= Beginning of Section =
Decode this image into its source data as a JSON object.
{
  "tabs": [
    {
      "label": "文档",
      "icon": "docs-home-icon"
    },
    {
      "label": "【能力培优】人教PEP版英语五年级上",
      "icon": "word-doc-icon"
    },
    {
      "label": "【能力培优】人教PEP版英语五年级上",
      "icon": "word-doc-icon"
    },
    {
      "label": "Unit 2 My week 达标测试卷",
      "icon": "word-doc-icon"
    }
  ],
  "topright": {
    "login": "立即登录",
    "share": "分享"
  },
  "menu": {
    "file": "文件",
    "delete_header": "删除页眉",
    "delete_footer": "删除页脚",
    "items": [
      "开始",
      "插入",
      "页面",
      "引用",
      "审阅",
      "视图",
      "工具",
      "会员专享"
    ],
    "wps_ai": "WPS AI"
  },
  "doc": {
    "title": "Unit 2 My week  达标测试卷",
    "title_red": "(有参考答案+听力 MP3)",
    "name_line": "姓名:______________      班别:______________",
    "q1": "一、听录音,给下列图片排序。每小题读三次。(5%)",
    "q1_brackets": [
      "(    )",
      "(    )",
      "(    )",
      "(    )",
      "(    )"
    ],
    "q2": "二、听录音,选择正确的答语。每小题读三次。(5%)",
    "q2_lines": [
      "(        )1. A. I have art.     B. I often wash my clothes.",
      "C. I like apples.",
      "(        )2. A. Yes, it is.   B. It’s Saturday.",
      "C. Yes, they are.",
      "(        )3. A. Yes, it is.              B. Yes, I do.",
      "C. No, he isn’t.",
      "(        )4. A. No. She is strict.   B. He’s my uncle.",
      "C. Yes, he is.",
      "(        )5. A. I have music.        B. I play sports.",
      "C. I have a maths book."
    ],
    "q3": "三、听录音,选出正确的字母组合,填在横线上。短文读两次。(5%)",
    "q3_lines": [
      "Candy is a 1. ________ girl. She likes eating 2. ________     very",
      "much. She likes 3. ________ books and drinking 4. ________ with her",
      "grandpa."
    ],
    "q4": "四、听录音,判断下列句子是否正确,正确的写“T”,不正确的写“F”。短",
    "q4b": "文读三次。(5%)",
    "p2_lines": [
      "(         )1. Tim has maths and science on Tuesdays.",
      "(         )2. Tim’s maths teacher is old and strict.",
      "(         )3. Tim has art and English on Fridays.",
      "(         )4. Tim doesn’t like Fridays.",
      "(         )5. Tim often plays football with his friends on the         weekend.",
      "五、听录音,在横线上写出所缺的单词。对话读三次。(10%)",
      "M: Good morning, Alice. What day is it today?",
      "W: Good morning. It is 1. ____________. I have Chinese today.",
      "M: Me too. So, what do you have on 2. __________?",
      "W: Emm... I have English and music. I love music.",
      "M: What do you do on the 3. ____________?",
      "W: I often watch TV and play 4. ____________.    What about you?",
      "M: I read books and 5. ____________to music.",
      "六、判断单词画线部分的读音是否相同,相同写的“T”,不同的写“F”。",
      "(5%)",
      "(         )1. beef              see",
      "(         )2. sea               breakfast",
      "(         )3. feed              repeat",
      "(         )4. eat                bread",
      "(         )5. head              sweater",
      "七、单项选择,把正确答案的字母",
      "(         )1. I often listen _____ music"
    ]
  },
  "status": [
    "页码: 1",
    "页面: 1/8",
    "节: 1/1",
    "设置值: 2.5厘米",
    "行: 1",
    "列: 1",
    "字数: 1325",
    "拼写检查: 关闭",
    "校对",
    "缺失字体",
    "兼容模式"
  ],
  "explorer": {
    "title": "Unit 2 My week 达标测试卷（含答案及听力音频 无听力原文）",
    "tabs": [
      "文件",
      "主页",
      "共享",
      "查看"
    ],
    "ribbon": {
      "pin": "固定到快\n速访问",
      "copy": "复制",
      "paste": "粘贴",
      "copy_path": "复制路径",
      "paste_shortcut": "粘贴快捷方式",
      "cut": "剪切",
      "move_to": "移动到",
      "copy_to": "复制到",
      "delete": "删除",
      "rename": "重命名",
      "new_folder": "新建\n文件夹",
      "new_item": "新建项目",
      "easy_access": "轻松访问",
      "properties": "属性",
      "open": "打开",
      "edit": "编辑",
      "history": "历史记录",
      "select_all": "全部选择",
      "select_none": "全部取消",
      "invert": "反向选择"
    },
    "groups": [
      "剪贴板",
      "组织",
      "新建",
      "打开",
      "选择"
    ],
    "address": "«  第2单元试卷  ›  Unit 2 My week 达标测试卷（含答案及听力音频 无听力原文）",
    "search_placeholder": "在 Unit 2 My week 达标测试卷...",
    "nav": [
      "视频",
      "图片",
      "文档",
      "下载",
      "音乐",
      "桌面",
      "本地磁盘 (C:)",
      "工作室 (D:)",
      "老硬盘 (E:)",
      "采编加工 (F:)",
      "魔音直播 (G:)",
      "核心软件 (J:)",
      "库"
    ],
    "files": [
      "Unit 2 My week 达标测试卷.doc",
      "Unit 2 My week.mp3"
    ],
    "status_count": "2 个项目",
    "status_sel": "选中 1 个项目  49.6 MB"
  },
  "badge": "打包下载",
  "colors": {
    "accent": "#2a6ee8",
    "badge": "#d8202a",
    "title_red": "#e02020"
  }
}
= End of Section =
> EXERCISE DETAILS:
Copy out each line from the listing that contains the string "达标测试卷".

> WRITTEN RESPONSE:
      "label": "Unit 2 My week 达标测试卷",
    "title": "Unit 2 My week  达标测试卷",
    "title": "Unit 2 My week 达标测试卷（含答案及听力音频 无听力原文）",
    "address": "«  第2单元试卷  ›  Unit 2 My week 达标测试卷（含答案及听力音频 无听力原文）",
    "search_placeholder": "在 Unit 2 My week 达标测试卷...",
      "Unit 2 My week 达标测试卷.doc",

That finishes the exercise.